I have started a major restoration of my greenhouse. It is 25 years old and made of western red cedar but is in poor repair in some parts and is in danger of falling down. It has become home to several sorts of moss and lichen, including this cup lichen, which I think is a Cladonia species.
I can just about remember from A-level biology almost 50 years ago that a lichen is a symbiosis between a fungus and a green alga. I read on the website British Lichens that there are around 1800 species in the UK - slightly more than the number of species of vascular plants.
The goblet-like structures are podetia which are growing out of the main body of the lichen - the thallus. The podetia support the spore-producing apothecia involved in sexual reproduction. The spores contain only the fungus part of the organism and when they germinate they have to relichenise by acquiring the right green alga. While taking the pictures above I remembered photos of a similar lichen I saw on top of Mam Tor in Derbyshire in spring, showing its red spore-producing apothecia.
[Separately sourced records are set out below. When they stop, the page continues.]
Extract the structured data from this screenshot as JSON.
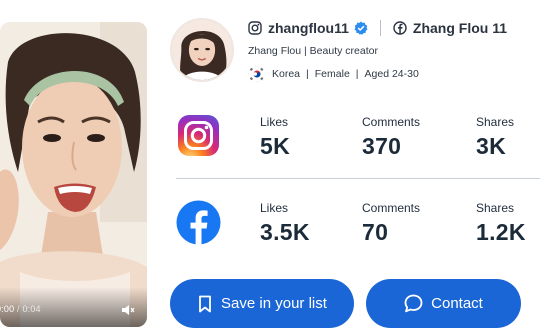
{
  "video": {
    "current_time": "0:00",
    "separator": " / ",
    "duration": "0:04"
  },
  "profile": {
    "instagram_handle": "zhangflou11",
    "facebook_name": "Zhang Flou 11",
    "bio": "Zhang Flou |  Beauty creator",
    "country": "Korea",
    "gender": "Female",
    "age": "Aged 24-30"
  },
  "stats": {
    "instagram": {
      "likes_label": "Likes",
      "likes": "5K",
      "comments_label": "Comments",
      "comments": "370",
      "shares_label": "Shares",
      "shares": "3K"
    },
    "facebook": {
      "likes_label": "Likes",
      "likes": "3.5K",
      "comments_label": "Comments",
      "comments": "70",
      "shares_label": "Shares",
      "shares": "1.2K"
    }
  },
  "actions": {
    "save_label": "Save in your list",
    "contact_label": "Contact"
  },
  "icons": {
    "instagram": "instagram-icon",
    "facebook": "facebook-icon",
    "verified": "verified-badge-icon",
    "flag": "south-korea-flag-icon",
    "bookmark": "bookmark-icon",
    "chat": "chat-bubble-icon",
    "volume": "volume-muted-icon"
  },
  "colors": {
    "primary_button": "#1a66d6",
    "facebook_blue": "#1877f2",
    "verified_blue": "#2d8cf0",
    "text_dark": "#1c2b39"
  }
}
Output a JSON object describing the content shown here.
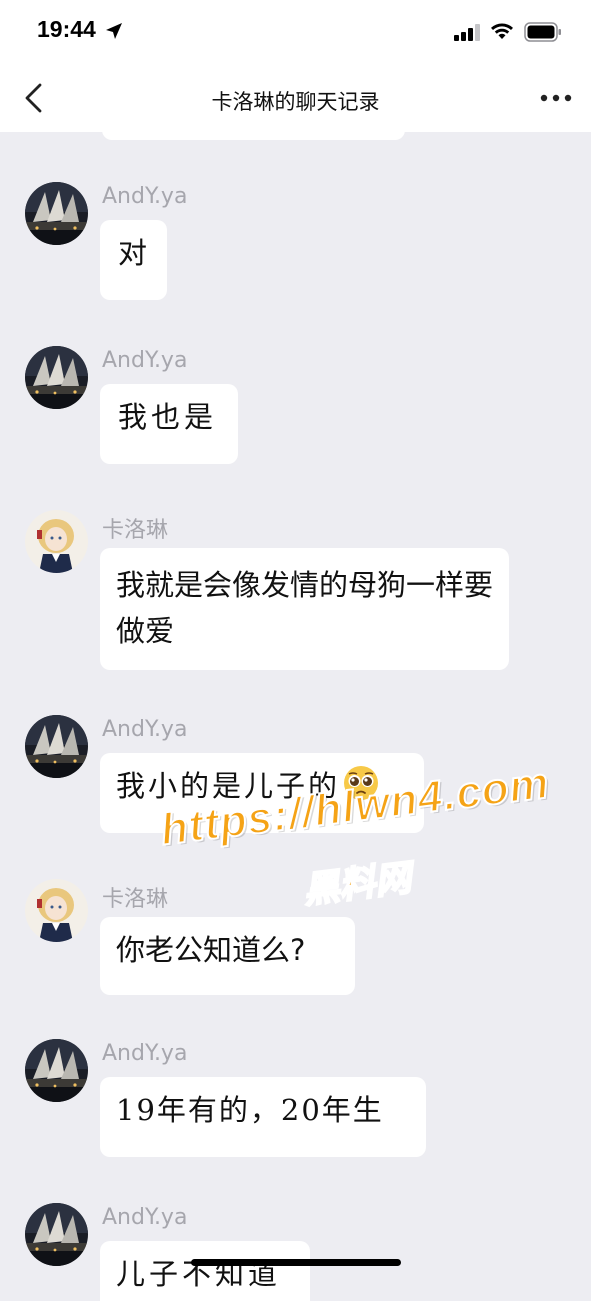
{
  "status_bar": {
    "time": "19:44",
    "icons": [
      "location-arrow-icon",
      "signal-icon",
      "wifi-icon",
      "battery-icon"
    ]
  },
  "nav": {
    "title": "卡洛琳的聊天记录",
    "back_icon": "chevron-left-icon",
    "more_icon": "more-dots-icon"
  },
  "colors": {
    "background": "#ededf2",
    "bubble": "#ffffff",
    "sender_name": "#a6a6ad",
    "watermark": "#f5a316"
  },
  "messages": [
    {
      "sender": "AndY.ya",
      "text": "对"
    },
    {
      "sender": "AndY.ya",
      "text": "我也是"
    },
    {
      "sender": "卡洛琳",
      "text": "我就是会像发情的母狗一样要做爱"
    },
    {
      "sender": "AndY.ya",
      "text": "我小的是儿子的",
      "emoji": "pleading-face-icon"
    },
    {
      "sender": "卡洛琳",
      "text": "你老公知道么?"
    },
    {
      "sender": "AndY.ya",
      "text": "19年有的，20年生"
    },
    {
      "sender": "AndY.ya",
      "text": "儿子不知道"
    }
  ],
  "watermark": {
    "url": "https://hlwn4.com",
    "name": "黑料网"
  }
}
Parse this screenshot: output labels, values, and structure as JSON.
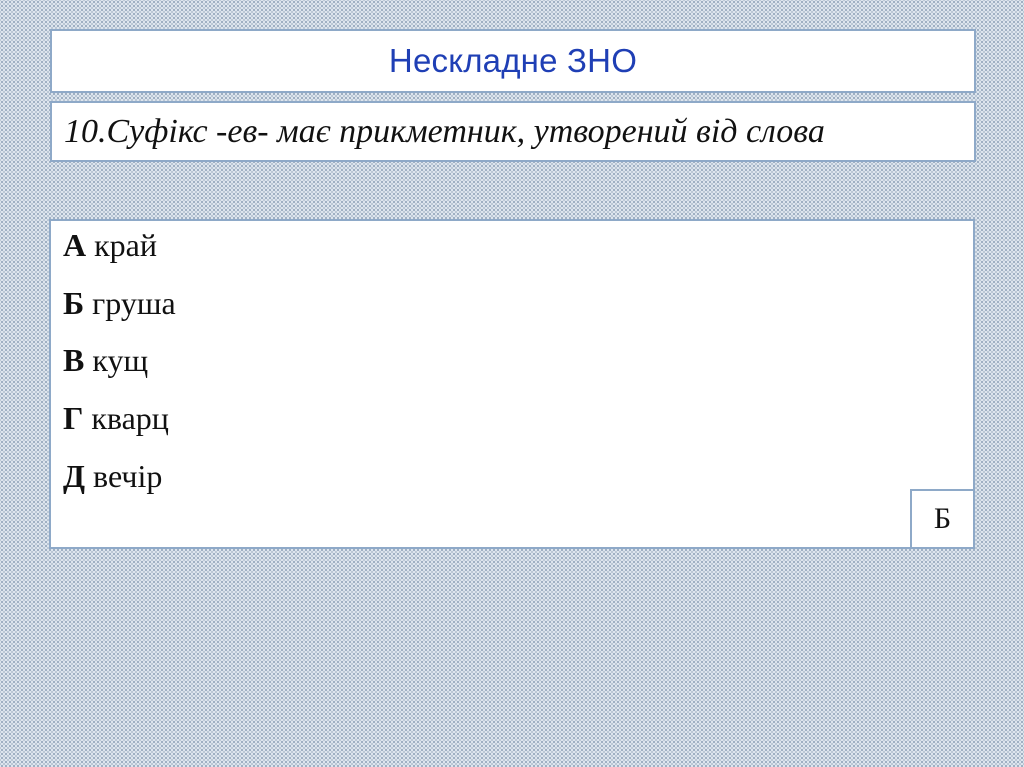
{
  "slide": {
    "title": "Нескладне ЗНО",
    "question": "10.Суфікс -ев- має прикметник, утворений від слова",
    "options": [
      {
        "letter": "А",
        "word": "край"
      },
      {
        "letter": "Б",
        "word": "груша"
      },
      {
        "letter": "В",
        "word": "кущ"
      },
      {
        "letter": "Г",
        "word": "кварц"
      },
      {
        "letter": "Д",
        "word": "вечір"
      }
    ],
    "answer": "Б"
  },
  "colors": {
    "title_text": "#1f3fb5",
    "box_border": "#8ea9c8",
    "background": "#dde5ee"
  }
}
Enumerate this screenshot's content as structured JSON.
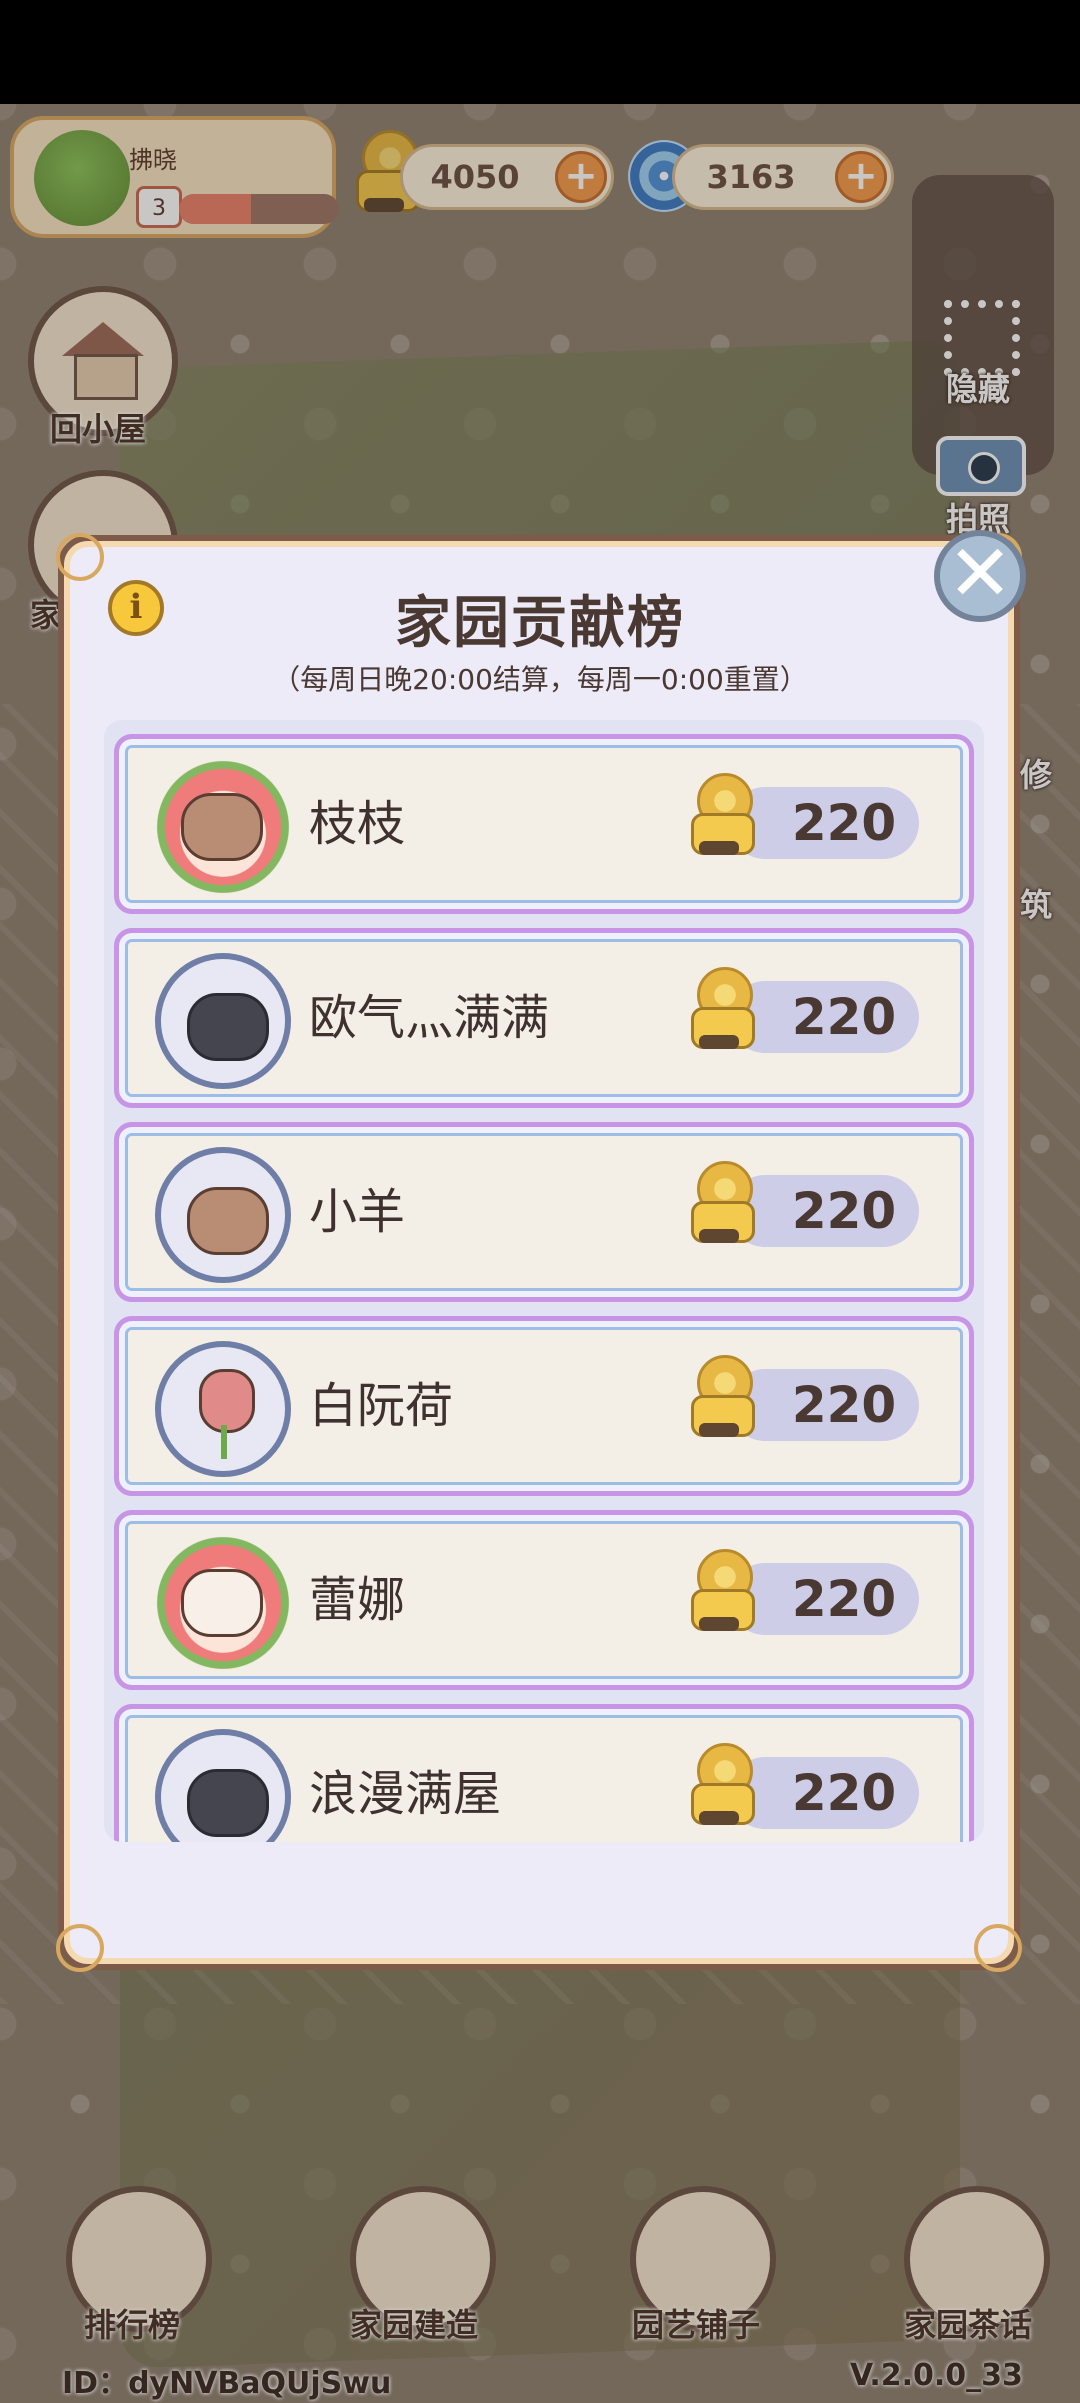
{
  "player": {
    "name": "拂晓",
    "level": "3",
    "xp_fraction": 0.45
  },
  "currencies": [
    {
      "icon": "snail-coin-icon",
      "value": "4050"
    },
    {
      "icon": "swirl-gem-icon",
      "value": "3163"
    }
  ],
  "left_buttons": {
    "home_label": "回小屋",
    "partial_label": "家"
  },
  "right_buttons": {
    "hide_label": "隐藏",
    "photo_label": "拍照",
    "partial_1": "修",
    "partial_2": "筑"
  },
  "dialog": {
    "title": "家园贡献榜",
    "subtitle": "（每周日晚20:00结算，每周一0:00重置）",
    "info_glyph": "i",
    "close_glyph": "✕",
    "rows": [
      {
        "name": "枝枝",
        "score": "220",
        "avatar": "bear-wreath"
      },
      {
        "name": "欧气灬满满",
        "score": "220",
        "avatar": "penguin"
      },
      {
        "name": "小羊",
        "score": "220",
        "avatar": "bear"
      },
      {
        "name": "白阮荷",
        "score": "220",
        "avatar": "tulip"
      },
      {
        "name": "蕾娜",
        "score": "220",
        "avatar": "sheep-wreath"
      },
      {
        "name": "浪漫满屋",
        "score": "220",
        "avatar": "penguin"
      }
    ]
  },
  "bottom_nav": [
    {
      "label": "排行榜",
      "icon": "podium-icon"
    },
    {
      "label": "家园建造",
      "icon": "brick-trowel-icon"
    },
    {
      "label": "园艺铺子",
      "icon": "flower-basket-icon"
    },
    {
      "label": "家园茶话",
      "icon": "chat-bubbles-icon"
    }
  ],
  "footer": {
    "id_text": "ID：dyNVBaQUjSwu",
    "version": "V.2.0.0_33"
  },
  "colors": {
    "accent_orange": "#f39b4c",
    "dialog_bg": "#ecebf7",
    "row_border": "#c794e6"
  }
}
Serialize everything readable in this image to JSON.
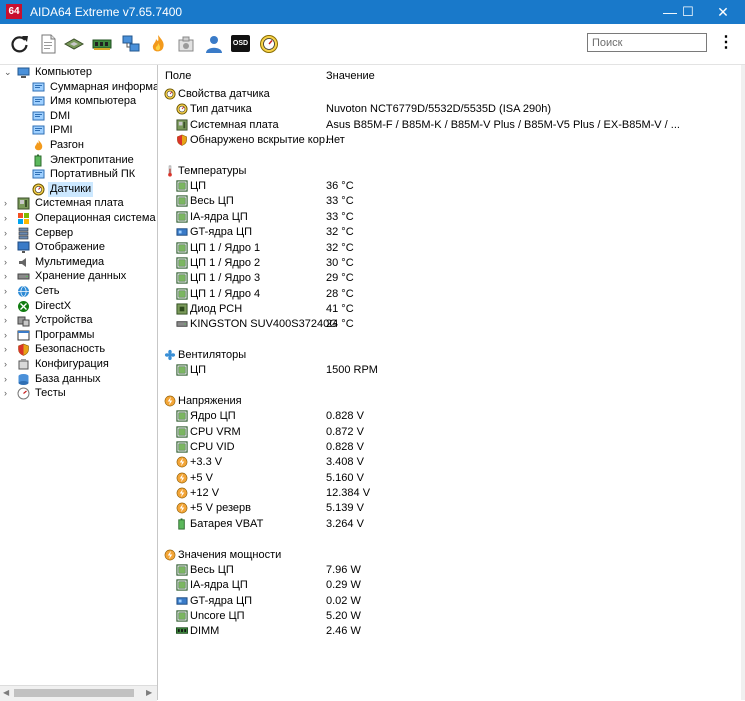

By the time I have finished the greenhouse it will look like new and the lichens and mosses will have to find somewhere else to live.